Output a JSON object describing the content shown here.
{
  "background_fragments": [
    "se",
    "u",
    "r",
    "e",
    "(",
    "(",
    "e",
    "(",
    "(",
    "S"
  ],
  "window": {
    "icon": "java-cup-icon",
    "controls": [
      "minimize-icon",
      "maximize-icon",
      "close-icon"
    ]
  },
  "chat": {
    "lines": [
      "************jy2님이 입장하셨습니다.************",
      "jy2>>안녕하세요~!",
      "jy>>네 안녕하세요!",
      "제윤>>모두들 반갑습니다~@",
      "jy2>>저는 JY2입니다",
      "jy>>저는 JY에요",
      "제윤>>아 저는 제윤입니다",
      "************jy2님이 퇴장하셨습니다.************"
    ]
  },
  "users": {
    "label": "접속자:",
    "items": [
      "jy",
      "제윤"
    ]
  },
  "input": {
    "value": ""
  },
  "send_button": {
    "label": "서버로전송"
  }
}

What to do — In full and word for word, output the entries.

Output below —
Output a JSON object describing the content shown here.
{
  "background_fragments": [
    "se",
    "u",
    "r",
    "e",
    "(",
    "(",
    "e",
    "(",
    "(",
    "S"
  ],
  "window": {
    "icon": "java-cup-icon",
    "controls": [
      "minimize-icon",
      "maximize-icon",
      "close-icon"
    ]
  },
  "chat": {
    "lines": [
      "************jy2님이 입장하셨습니다.************",
      "jy2>>안녕하세요~!",
      "jy>>네 안녕하세요!",
      "제윤>>모두들 반갑습니다~@",
      "jy2>>저는 JY2입니다",
      "jy>>저는 JY에요",
      "제윤>>아 저는 제윤입니다",
      "************jy2님이 퇴장하셨습니다.************"
    ]
  },
  "users": {
    "label": "접속자:",
    "items": [
      "jy",
      "제윤"
    ]
  },
  "input": {
    "value": ""
  },
  "send_button": {
    "label": "서버로전송"
  }
}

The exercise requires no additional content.